[PROVIDED RECORDS]:
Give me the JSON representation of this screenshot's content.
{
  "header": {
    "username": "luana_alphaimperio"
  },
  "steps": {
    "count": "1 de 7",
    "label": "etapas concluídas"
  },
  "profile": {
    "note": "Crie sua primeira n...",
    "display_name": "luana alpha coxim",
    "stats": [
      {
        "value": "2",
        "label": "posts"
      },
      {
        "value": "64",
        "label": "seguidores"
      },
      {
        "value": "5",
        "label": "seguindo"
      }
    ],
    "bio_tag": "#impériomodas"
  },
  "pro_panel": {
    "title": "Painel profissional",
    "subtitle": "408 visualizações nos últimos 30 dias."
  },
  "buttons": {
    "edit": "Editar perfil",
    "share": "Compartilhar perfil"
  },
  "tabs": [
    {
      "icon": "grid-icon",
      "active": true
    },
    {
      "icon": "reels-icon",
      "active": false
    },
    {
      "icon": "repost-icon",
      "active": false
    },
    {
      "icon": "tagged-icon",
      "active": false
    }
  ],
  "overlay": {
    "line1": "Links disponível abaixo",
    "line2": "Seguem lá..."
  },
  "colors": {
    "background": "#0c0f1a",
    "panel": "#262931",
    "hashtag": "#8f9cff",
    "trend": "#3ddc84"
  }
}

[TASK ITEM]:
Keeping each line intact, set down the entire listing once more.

[REPLY TO THE TASK]:
Give me the JSON representation of this screenshot's content.
{
  "header": {
    "username": "luana_alphaimperio"
  },
  "steps": {
    "count": "1 de 7",
    "label": "etapas concluídas"
  },
  "profile": {
    "note": "Crie sua primeira n...",
    "display_name": "luana alpha coxim",
    "stats": [
      {
        "value": "2",
        "label": "posts"
      },
      {
        "value": "64",
        "label": "seguidores"
      },
      {
        "value": "5",
        "label": "seguindo"
      }
    ],
    "bio_tag": "#impériomodas"
  },
  "pro_panel": {
    "title": "Painel profissional",
    "subtitle": "408 visualizações nos últimos 30 dias."
  },
  "buttons": {
    "edit": "Editar perfil",
    "share": "Compartilhar perfil"
  },
  "tabs": [
    {
      "icon": "grid-icon",
      "active": true
    },
    {
      "icon": "reels-icon",
      "active": false
    },
    {
      "icon": "repost-icon",
      "active": false
    },
    {
      "icon": "tagged-icon",
      "active": false
    }
  ],
  "overlay": {
    "line1": "Links disponível abaixo",
    "line2": "Seguem lá..."
  },
  "colors": {
    "background": "#0c0f1a",
    "panel": "#262931",
    "hashtag": "#8f9cff",
    "trend": "#3ddc84"
  }
}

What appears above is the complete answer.